Ladles with raised, fluted bowls and exaggerated pouring lips were the most elegant forms of their type. With their extended wooden handles, most were probably used to dispense punch from large porcelain vessels imported from China or, less frequently, from silver bowls such as the one made by John Coney for Capt. Walter Riddell (cat. no. 32).
The refined forked and scrolled elements connecting the bowl with the handle add to the delicacy of the ladle. When guests gathered for refreshments, such ladles would reflect light from many angles as they dipped and swayed in the service of drink. However, the fragility of their construction may account for the few surviving examples. Similar ladles were made in New England by Jacob Hurd (cat. no. 83), Samuel Edwards, and Paul Revere II. Closely related to this group are New York examples having shell decoration made by Elias Pelletreau and Myer Myers and dating from the 1740s to 1760s.
Ladles were not made en suite with punch bowls until the mid- to late nineteenth century. In the eighteenth century, they were purchased separately for use at family and larger social gatherings. The Masonic Order, a fraternal organization with many lodges, ordered ladles from Paul Revere, presumably to serve libations for their events.

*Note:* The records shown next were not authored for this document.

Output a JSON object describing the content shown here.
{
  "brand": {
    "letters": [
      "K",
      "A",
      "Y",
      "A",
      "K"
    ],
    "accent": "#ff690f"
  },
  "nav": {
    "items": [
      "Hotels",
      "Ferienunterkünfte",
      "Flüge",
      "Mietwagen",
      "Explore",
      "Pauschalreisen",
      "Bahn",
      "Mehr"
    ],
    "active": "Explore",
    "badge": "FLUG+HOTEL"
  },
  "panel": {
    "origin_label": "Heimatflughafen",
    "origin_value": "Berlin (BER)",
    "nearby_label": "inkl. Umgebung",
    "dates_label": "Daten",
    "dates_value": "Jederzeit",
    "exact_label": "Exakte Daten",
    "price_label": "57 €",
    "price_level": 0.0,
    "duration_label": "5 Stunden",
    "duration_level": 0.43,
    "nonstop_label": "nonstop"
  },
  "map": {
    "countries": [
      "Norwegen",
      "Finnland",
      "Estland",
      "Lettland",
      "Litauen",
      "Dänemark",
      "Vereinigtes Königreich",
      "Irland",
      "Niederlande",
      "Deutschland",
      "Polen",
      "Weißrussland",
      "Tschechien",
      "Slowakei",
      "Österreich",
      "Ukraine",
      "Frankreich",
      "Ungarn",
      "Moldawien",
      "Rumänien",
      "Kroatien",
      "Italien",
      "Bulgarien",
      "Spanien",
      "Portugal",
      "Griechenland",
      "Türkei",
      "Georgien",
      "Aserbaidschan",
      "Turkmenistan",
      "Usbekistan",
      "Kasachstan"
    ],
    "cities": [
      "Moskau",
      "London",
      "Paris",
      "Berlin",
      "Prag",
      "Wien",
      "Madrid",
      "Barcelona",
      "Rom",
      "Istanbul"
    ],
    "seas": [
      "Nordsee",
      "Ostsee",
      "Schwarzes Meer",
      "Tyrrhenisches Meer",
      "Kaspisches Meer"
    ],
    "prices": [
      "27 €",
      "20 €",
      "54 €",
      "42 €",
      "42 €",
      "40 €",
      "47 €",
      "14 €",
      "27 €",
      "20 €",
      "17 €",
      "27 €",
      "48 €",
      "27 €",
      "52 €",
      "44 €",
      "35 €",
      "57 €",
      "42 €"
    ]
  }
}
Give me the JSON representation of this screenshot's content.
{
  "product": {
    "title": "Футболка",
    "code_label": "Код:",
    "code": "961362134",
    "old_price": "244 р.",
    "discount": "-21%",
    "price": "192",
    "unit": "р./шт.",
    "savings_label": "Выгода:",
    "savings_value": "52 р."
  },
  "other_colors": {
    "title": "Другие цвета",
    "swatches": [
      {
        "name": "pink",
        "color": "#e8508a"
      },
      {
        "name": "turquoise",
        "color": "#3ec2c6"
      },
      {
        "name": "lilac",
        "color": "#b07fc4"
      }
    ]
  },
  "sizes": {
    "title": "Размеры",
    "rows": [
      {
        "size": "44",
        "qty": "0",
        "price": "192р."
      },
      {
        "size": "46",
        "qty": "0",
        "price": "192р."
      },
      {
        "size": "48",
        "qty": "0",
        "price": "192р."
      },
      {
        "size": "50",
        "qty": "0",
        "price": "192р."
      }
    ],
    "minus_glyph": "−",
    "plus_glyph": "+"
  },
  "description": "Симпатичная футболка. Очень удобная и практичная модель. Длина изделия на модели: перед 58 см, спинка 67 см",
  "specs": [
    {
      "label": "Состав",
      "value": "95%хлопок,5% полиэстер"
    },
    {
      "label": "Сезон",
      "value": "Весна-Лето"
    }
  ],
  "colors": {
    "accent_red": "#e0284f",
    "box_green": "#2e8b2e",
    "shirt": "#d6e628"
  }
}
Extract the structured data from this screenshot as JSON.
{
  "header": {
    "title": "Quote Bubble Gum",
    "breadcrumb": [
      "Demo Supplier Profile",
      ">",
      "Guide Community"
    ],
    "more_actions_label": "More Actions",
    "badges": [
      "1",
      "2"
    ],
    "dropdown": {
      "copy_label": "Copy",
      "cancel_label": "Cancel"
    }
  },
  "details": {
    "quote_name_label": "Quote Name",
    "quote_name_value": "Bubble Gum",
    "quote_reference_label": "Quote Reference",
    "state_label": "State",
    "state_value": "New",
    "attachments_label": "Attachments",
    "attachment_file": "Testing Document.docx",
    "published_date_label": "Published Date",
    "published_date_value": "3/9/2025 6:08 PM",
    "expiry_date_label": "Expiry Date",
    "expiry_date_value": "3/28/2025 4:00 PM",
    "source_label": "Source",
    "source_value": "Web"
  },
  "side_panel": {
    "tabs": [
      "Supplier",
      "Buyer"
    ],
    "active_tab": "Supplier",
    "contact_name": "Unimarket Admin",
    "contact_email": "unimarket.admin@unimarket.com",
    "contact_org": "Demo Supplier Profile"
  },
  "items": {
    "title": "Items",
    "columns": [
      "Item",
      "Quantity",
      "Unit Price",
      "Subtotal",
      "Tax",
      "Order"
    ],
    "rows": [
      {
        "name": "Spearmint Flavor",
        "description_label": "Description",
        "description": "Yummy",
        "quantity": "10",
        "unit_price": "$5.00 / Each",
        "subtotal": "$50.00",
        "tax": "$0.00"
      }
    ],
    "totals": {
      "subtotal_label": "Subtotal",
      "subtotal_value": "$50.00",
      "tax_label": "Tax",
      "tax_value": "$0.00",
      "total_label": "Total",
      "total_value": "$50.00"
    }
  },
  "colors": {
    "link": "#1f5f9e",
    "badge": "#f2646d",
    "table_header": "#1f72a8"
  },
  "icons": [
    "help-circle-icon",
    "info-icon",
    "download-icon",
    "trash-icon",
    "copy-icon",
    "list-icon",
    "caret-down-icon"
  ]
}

This text has been adapted from “Silver of the Americas, 1600-2000,” edited by Jeannine Falino and Gerald W.R. Ward, published in 2008 by the MFA. Complete references can be found in that publication.




Inside bowl at center, stamped "Swan" in italics, within a shaped cartouche.


Early history unkown.

Credit Line

Gift of Mrs. Graham P Teller. In memory of Charles and Jean Gorely